The Benjamin Franklin Parkway in downtown Philadelphia is known for its many great museums. From the Philadelphia Museum of Art, to the Franklin Institute and the Rodin Museum, there is something for everyone to see. However, one of the parkway’s top highlights is often overlooked: the Cathedral Basilica of Saints Peter and Paul.
Located across Logan Circle from the Franklin Institute and the Academy of Natural Sciences, the brownstone covered exterior struck me as a bit odd for a cathedral but does fit well into the architecture of Philadelphia.
Above the brownstone is an oxidized copper dome that hints at the beautifully painted ceilings that lie within the church. The green of the oxidized copper set against the brownstone creates one of the most interesting looking cathedrals I’ve seen.
Construction on the cathedral basilica started in 1846 and was completed in 1864 at both the height of the Civil War and anti-Catholicism in the country. Because of this, you may notice that the cathedral’s only windows are located in the highest reaches of the building.
This was done purposefully to avoid vandalism that had been inflicted on other Catholic churches. According to legend, the basilica’s designers would throw rocks in the air to determine how high the windows must be placed to avoid vandals.
As I walked into the basilica, I was instantly blown away. Bathed in a soft golden hue, the cathedral was even more striking on the interior than I had imagined. In fact, it reminded me of some of the more beautiful European cathedrals that I’ve seen in my travels.
As with most Catholic cathedrals, the painted domes are the real highlight of any visit to the Cathedral Basilica of Saints Peter and Paul. The frescoes high above were done by artist Constantino Brumidi, who is most famous for his work on the Capitol dome in Washington, DC.

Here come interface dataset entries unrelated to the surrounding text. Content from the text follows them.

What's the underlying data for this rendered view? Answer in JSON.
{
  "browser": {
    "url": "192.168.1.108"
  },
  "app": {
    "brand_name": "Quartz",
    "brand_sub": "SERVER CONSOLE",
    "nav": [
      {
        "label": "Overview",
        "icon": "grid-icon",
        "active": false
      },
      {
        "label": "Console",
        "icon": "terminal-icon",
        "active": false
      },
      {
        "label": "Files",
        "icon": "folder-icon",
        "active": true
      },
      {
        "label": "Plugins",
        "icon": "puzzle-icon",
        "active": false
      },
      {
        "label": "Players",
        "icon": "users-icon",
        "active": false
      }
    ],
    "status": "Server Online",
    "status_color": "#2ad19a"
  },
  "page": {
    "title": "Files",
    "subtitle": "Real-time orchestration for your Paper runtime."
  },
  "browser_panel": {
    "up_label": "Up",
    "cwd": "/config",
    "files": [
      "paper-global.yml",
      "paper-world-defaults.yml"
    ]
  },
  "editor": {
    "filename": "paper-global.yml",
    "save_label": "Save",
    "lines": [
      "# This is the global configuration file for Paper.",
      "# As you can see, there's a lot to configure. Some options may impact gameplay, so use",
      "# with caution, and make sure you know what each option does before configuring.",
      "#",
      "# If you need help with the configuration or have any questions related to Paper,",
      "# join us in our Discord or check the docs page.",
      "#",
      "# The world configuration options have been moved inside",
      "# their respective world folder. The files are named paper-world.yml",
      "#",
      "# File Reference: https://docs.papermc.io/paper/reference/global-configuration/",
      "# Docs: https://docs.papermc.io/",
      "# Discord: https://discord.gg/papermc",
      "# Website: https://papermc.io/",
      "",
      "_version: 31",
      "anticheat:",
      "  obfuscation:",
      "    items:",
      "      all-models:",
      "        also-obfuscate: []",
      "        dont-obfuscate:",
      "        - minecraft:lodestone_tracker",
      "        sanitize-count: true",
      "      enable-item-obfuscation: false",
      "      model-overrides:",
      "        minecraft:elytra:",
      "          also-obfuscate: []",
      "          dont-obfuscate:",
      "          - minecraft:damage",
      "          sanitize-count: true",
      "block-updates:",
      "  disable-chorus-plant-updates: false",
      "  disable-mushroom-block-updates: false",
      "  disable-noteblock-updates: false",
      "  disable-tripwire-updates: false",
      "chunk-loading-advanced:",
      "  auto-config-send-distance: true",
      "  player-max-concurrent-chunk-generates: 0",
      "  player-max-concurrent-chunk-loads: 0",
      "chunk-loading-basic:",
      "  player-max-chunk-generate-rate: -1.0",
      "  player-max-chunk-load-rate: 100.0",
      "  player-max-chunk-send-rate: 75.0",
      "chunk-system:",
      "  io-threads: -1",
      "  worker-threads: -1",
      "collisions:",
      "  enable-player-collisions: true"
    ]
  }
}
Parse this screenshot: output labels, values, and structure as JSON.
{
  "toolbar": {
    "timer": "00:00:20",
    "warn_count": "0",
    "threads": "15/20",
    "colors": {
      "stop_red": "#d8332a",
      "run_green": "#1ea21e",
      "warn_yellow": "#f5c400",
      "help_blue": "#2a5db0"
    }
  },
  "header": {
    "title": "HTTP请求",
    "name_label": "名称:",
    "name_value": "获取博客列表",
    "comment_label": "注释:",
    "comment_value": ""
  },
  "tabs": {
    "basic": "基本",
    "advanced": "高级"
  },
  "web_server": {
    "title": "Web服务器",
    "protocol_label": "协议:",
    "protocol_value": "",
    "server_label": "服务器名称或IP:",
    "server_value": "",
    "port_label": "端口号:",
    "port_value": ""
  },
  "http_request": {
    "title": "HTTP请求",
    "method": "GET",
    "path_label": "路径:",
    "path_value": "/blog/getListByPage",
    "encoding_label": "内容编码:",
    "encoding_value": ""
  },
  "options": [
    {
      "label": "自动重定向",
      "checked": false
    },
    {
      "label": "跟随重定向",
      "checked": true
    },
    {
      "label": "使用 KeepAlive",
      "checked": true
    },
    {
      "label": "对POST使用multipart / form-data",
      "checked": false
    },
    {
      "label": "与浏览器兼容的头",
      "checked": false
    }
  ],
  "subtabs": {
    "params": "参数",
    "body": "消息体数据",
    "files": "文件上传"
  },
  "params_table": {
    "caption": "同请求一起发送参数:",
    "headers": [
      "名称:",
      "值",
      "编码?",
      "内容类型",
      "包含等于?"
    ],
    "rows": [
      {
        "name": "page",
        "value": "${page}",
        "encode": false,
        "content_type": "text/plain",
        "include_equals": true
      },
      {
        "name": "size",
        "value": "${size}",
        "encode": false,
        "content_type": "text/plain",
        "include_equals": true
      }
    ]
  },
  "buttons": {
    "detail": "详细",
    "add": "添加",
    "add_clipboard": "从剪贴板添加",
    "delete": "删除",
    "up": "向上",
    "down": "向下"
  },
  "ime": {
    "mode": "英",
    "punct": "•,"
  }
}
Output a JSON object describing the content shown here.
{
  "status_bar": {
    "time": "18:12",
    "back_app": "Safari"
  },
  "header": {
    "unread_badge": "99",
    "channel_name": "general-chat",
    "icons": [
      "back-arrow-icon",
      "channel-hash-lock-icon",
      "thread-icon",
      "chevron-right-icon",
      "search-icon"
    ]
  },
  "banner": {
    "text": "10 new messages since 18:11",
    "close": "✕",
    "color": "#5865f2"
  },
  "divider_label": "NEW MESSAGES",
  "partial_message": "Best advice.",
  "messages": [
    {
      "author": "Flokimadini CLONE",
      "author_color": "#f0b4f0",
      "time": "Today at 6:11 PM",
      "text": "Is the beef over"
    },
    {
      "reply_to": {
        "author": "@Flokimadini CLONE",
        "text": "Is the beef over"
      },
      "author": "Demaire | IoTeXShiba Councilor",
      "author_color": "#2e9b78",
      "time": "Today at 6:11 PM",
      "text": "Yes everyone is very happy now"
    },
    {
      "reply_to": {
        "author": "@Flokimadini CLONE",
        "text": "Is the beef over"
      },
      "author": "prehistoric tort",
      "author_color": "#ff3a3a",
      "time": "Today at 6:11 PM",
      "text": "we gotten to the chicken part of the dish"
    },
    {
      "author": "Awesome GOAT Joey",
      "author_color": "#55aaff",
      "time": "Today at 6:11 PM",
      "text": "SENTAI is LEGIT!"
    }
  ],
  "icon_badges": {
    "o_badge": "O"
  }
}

The church is designed, as many cathedrals are, with a wide center seating and altar area and two smaller aisles that have artwork and more private altars. The artwork in the small naves is pleasant, but not spectacular.
However, the overall look of the cathedral is quite beautiful. As the only Roman-Corinthian style church in America, it’s well worth a look at the unique building style. And, given that it’s located so close to some of Philadelphia’s top attractions, there’s no reason not to pop in for a quick look around the beautiful Cathedral Basilica of Saints Peter and Paul.
For more information on the cathedral or to download a free 20-minute audio guide for your mp3 player, check out their website.
Want to see more beautiful churches? Check out our favorite historic churches in Philly, the nearby Bryn Athyn Cathedral, and the most beautiful churches in Pittsburgh.